It was a warm summer day in July 2006. My wife and I stood in family court before a judge that was going to make a decision about the future lives of three children that we had welcomed into our home. They had been orphaned twice—the first time by their biological parents who were unable to raise them and the second time by the sudden deaths of their adoptive parents four months apart from each other. We stood powerless before the judge. He had the position and the authority to determine the physical and spiritual directions of the children’s lives. I had never felt so powerless. A judge, who probably had read the case notes in his chamber five minutes prior to entering the court room, was in charge.
The Apostle Paul could have pulled this kind of rank and authority when he addressed the Roman believers in Romans 12:1. After all, he was the Apostle to the Gentile, an eyewitness of the resurrected Lord, and a prolific New Testament writer! However, guided by the Holy Spirit, Paul chose to “appeal” to the believers to offer themselves as “a living sacrifice.” The Greek word that Paul used, parakaleo, comes from para from which we get our English word “parallel” and kaleo, often translated, “appeal, invite, encourage, urge or exhort.” It literally means to “call to one’s side.” Paul was not pulling rank, but was inviting believers to join him in the journey together with him in offering our lives as “a living sacrifice.” There is no "do as I say" dictate here but rather “come along-side with me so that we can help each other become living sacrifices."
The next word Paul uses is crucial to how and why we can join his invitation. “Therefore!” As first year Alaska Bible students learn in our Inductive Bible Study Class, when we come across a “therefore” in the scriptures, we must discover what it is there for! This conjunctive adverb connects what is mentioned before with what is stated after and serves to argue that what comes before is the reason to embrace what comes after. Paul’s appeal for us to join him as “a living sacrifice” is based on the “mercies of God” or the “kindnesses” of God. According to the prophet Jeremiah, God’s mercies “are new every morning” (Lamentations 3:22-23). We get a fresh dose of God’s mercies every day, so it will not be hard to count His kindnesses every day.
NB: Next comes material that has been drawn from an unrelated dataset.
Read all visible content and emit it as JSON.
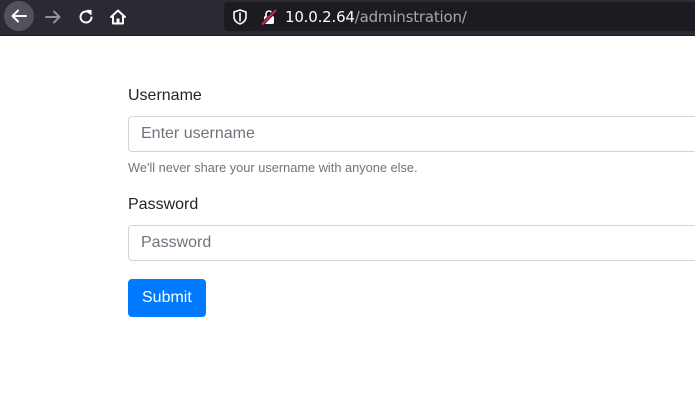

As the old hymn says, “count your blessings, name them one by one, and it will surprise you what the Lord has done.” I have found that if I do not count His kindnesses every day, I tend to lose my gratitude and embrace entitlement and discontent. As we focus on God’s mercies, we get to give ourselves to Him as “a living sacrifice,” which is the only way we will ever flourish spiritually.
Have you counted His kindnesses yet today? If not I invite you to join with me in doing so each day. It will serve as a compelling motivation and empowerment to be the “living sacrifice” that God has designed us to be!
- President Dave Ley
--this is Part 1 of a series of discussions that President Ley will be having concerning ABC’s year theme, “a living sacrifice” taken from Romans 12:1,2